Vanita Gupta, the president and CEO of The Leadership Conference on Civil and Human Rights, blasted Dreiband’s nomination. “Dreiband has devoted the vast majority of his career to defending corporations accused of employment discrimination. He has opposed important legislation to safeguard our civil rights,” Gupta said. “And he has no known experience in most of the Civil Rights Division’s core issue areas, such as voting rights, police reform, housing, education, and hate crimes. He is the wrong person for the job.”
Here’s what you should know about Dreiband:
- Dreiband represented Abercrombie & Fitch, after the clothing retailer was sued in 2008 by Samantha Elauf, a Muslim teenager in Oklahoma, who charged that the company denied her a sales job because she wore a headscarf for religious purposes. Abercrombie & Fitch, which promotes a collegiate sex-and-bros aesthetic, argued that Elauf’s headscarf violated their “look policy.” The case eventually went all the way to the U.S. Supreme Court, which ruled 8-1 in Elauf’s favor. Elauf was backed by the U.S. Equal Employment Opportunity Commission, the civil rights office within the Department of Labor.
- Dreiband was also part of the legal team that represented the University of North Carolina last year in its contentious showdown with the Justice Department over “HB2,” the state law that restricted transgender North Carolinians’ access to public restrooms and voided all LGBT protections throughout the state.
- Dreiband defended R.J. Reynolds, America’s second-largest tobacco company, in an age-discrimination case that started in 2015. The plaintiff in the suit was denied a job with the company at age 49. He sued after learning, thanks to a whistleblower, that the company had hired a subcontractor to sift through resumés and discard “older” applicants. Earlier this week, the Supreme Court left a lower court’s narrow 6-5 decision intact — which was that the Age Discrimination in Employment Act applies only to people who are currently employed rather than seeking employment.
- He also represented Bloomberg LP in a 2008 lawsuit that accused the company of discriminating against pregnant women by diminishing their pay and denying them promotions. Bloomberg won the case.

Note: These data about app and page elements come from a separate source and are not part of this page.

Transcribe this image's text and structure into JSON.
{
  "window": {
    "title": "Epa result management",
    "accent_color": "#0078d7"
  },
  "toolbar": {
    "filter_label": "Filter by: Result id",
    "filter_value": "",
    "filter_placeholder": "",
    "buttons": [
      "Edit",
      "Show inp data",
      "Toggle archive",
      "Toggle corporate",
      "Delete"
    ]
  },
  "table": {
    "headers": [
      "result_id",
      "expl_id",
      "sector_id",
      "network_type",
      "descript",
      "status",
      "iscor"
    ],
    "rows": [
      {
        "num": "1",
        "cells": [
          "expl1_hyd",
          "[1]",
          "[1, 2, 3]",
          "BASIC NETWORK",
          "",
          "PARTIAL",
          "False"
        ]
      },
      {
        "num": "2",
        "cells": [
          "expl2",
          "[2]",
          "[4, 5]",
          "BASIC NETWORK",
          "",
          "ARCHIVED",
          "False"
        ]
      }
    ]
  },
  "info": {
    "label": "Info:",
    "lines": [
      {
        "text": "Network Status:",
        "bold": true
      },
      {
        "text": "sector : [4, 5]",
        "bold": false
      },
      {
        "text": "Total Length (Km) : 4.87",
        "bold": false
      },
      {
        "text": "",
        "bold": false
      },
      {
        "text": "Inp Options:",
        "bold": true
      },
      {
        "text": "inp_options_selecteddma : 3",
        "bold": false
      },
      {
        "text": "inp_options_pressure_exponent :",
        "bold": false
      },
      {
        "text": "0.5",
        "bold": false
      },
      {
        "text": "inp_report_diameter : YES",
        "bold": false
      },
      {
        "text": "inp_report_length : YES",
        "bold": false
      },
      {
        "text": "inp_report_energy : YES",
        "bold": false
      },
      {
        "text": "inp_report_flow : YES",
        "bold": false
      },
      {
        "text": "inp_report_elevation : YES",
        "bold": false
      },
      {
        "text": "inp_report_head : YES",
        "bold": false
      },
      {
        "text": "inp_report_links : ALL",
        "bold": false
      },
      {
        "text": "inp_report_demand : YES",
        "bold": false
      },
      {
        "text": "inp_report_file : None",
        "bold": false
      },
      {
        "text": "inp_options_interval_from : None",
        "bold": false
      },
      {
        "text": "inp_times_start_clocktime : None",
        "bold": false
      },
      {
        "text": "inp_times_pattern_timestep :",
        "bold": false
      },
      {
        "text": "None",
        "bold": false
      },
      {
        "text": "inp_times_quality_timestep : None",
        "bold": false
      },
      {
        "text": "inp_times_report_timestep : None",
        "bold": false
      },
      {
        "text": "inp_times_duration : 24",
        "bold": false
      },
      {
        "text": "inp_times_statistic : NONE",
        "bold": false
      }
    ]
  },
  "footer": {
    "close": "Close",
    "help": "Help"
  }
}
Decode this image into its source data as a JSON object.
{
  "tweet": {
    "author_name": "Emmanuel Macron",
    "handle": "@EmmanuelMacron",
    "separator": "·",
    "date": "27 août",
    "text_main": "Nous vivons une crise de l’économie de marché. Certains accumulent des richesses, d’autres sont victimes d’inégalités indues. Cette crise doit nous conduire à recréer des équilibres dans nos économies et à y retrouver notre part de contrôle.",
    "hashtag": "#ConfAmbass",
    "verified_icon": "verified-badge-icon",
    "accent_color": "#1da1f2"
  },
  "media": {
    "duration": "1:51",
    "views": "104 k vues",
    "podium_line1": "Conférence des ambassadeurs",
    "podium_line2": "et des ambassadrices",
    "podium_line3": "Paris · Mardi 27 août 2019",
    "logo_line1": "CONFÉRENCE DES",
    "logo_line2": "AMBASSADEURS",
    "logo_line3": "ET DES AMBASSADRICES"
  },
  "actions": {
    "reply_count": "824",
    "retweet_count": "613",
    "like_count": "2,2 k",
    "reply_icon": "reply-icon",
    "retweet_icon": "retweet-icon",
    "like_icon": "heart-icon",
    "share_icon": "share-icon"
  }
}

- According to his law firm biography, Dreiband served in the Office of Independent Counsel Kenneth W. Starr, from 1997 to 2000, where he led the investigation and subsequent prosecution of a Clinton associate.